═════ Provided records ═════
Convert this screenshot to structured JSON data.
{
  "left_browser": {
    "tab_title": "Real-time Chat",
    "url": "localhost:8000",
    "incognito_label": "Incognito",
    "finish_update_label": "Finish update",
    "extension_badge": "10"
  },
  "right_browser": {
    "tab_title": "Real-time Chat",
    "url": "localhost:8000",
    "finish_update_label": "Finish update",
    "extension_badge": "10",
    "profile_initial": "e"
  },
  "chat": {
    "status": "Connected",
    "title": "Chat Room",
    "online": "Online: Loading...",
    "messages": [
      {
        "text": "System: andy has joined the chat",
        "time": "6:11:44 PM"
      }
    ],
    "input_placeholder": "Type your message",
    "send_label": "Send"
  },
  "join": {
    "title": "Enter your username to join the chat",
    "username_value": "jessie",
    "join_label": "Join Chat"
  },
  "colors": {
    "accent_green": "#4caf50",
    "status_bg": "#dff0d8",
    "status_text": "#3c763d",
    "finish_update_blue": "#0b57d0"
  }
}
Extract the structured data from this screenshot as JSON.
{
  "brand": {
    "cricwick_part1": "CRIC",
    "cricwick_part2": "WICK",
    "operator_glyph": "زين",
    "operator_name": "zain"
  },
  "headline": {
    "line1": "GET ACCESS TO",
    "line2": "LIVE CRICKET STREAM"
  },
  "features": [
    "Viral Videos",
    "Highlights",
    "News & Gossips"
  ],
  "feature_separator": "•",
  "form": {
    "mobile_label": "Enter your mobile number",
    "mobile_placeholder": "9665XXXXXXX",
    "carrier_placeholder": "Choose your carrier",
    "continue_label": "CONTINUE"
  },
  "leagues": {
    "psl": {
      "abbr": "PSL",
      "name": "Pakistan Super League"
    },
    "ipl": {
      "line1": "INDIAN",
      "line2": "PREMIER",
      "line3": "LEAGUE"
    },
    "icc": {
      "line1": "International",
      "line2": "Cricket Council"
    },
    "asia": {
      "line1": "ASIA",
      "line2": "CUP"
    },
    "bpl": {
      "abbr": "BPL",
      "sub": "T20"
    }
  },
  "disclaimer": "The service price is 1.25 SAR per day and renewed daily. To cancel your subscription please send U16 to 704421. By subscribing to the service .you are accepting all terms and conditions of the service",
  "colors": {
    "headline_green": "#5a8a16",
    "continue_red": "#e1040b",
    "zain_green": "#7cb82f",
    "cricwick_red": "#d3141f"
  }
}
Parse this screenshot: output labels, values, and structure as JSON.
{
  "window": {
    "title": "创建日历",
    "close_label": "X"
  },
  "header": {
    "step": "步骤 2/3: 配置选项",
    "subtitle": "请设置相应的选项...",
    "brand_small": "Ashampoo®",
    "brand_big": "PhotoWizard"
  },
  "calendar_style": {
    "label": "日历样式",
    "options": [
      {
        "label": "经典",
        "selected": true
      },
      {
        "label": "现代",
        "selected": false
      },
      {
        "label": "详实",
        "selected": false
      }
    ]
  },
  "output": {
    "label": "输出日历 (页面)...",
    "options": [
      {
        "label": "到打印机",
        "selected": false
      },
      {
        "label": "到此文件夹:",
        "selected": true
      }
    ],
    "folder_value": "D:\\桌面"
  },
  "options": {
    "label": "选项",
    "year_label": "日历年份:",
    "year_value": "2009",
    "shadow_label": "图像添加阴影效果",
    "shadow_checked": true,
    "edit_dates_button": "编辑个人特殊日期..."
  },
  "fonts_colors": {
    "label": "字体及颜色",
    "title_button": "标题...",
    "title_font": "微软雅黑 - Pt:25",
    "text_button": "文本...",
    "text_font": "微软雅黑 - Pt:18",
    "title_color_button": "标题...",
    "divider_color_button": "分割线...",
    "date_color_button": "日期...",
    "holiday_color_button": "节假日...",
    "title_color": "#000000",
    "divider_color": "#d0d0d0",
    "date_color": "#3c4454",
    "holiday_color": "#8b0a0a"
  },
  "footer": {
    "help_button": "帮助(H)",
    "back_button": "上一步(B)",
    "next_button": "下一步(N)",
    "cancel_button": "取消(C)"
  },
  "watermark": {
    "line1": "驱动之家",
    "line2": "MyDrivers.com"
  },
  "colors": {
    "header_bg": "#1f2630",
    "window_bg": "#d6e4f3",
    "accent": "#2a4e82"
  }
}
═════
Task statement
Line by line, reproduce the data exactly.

Completed exercise
Convert this screenshot to structured JSON data.
{
  "left_browser": {
    "tab_title": "Real-time Chat",
    "url": "localhost:8000",
    "incognito_label": "Incognito",
    "finish_update_label": "Finish update",
    "extension_badge": "10"
  },
  "right_browser": {
    "tab_title": "Real-time Chat",
    "url": "localhost:8000",
    "finish_update_label": "Finish update",
    "extension_badge": "10",
    "profile_initial": "e"
  },
  "chat": {
    "status": "Connected",
    "title": "Chat Room",
    "online": "Online: Loading...",
    "messages": [
      {
        "text": "System: andy has joined the chat",
        "time": "6:11:44 PM"
      }
    ],
    "input_placeholder": "Type your message",
    "send_label": "Send"
  },
  "join": {
    "title": "Enter your username to join the chat",
    "username_value": "jessie",
    "join_label": "Join Chat"
  },
  "colors": {
    "accent_green": "#4caf50",
    "status_bg": "#dff0d8",
    "status_text": "#3c763d",
    "finish_update_blue": "#0b57d0"
  }
}
Extract the structured data from this screenshot as JSON.
{
  "brand": {
    "cricwick_part1": "CRIC",
    "cricwick_part2": "WICK",
    "operator_glyph": "زين",
    "operator_name": "zain"
  },
  "headline": {
    "line1": "GET ACCESS TO",
    "line2": "LIVE CRICKET STREAM"
  },
  "features": [
    "Viral Videos",
    "Highlights",
    "News & Gossips"
  ],
  "feature_separator": "•",
  "form": {
    "mobile_label": "Enter your mobile number",
    "mobile_placeholder": "9665XXXXXXX",
    "carrier_placeholder": "Choose your carrier",
    "continue_label": "CONTINUE"
  },
  "leagues": {
    "psl": {
      "abbr": "PSL",
      "name": "Pakistan Super League"
    },
    "ipl": {
      "line1": "INDIAN",
      "line2": "PREMIER",
      "line3": "LEAGUE"
    },
    "icc": {
      "line1": "International",
      "line2": "Cricket Council"
    },
    "asia": {
      "line1": "ASIA",
      "line2": "CUP"
    },
    "bpl": {
      "abbr": "BPL",
      "sub": "T20"
    }
  },
  "disclaimer": "The service price is 1.25 SAR per day and renewed daily. To cancel your subscription please send U16 to 704421. By subscribing to the service .you are accepting all terms and conditions of the service",
  "colors": {
    "headline_green": "#5a8a16",
    "continue_red": "#e1040b",
    "zain_green": "#7cb82f",
    "cricwick_red": "#d3141f"
  }
}
Parse this screenshot: output labels, values, and structure as JSON.
{
  "window": {
    "title": "创建日历",
    "close_label": "X"
  },
  "header": {
    "step": "步骤 2/3: 配置选项",
    "subtitle": "请设置相应的选项...",
    "brand_small": "Ashampoo®",
    "brand_big": "PhotoWizard"
  },
  "calendar_style": {
    "label": "日历样式",
    "options": [
      {
        "label": "经典",
        "selected": true
      },
      {
        "label": "现代",
        "selected": false
      },
      {
        "label": "详实",
        "selected": false
      }
    ]
  },
  "output": {
    "label": "输出日历 (页面)...",
    "options": [
      {
        "label": "到打印机",
        "selected": false
      },
      {
        "label": "到此文件夹:",
        "selected": true
      }
    ],
    "folder_value": "D:\\桌面"
  },
  "options": {
    "label": "选项",
    "year_label": "日历年份:",
    "year_value": "2009",
    "shadow_label": "图像添加阴影效果",
    "shadow_checked": true,
    "edit_dates_button": "编辑个人特殊日期..."
  },
  "fonts_colors": {
    "label": "字体及颜色",
    "title_button": "标题...",
    "title_font": "微软雅黑 - Pt:25",
    "text_button": "文本...",
    "text_font": "微软雅黑 - Pt:18",
    "title_color_button": "标题...",
    "divider_color_button": "分割线...",
    "date_color_button": "日期...",
    "holiday_color_button": "节假日...",
    "title_color": "#000000",
    "divider_color": "#d0d0d0",
    "date_color": "#3c4454",
    "holiday_color": "#8b0a0a"
  },
  "footer": {
    "help_button": "帮助(H)",
    "back_button": "上一步(B)",
    "next_button": "下一步(N)",
    "cancel_button": "取消(C)"
  },
  "watermark": {
    "line1": "驱动之家",
    "line2": "MyDrivers.com"
  },
  "colors": {
    "header_bg": "#1f2630",
    "window_bg": "#d6e4f3",
    "accent": "#2a4e82"
  }
}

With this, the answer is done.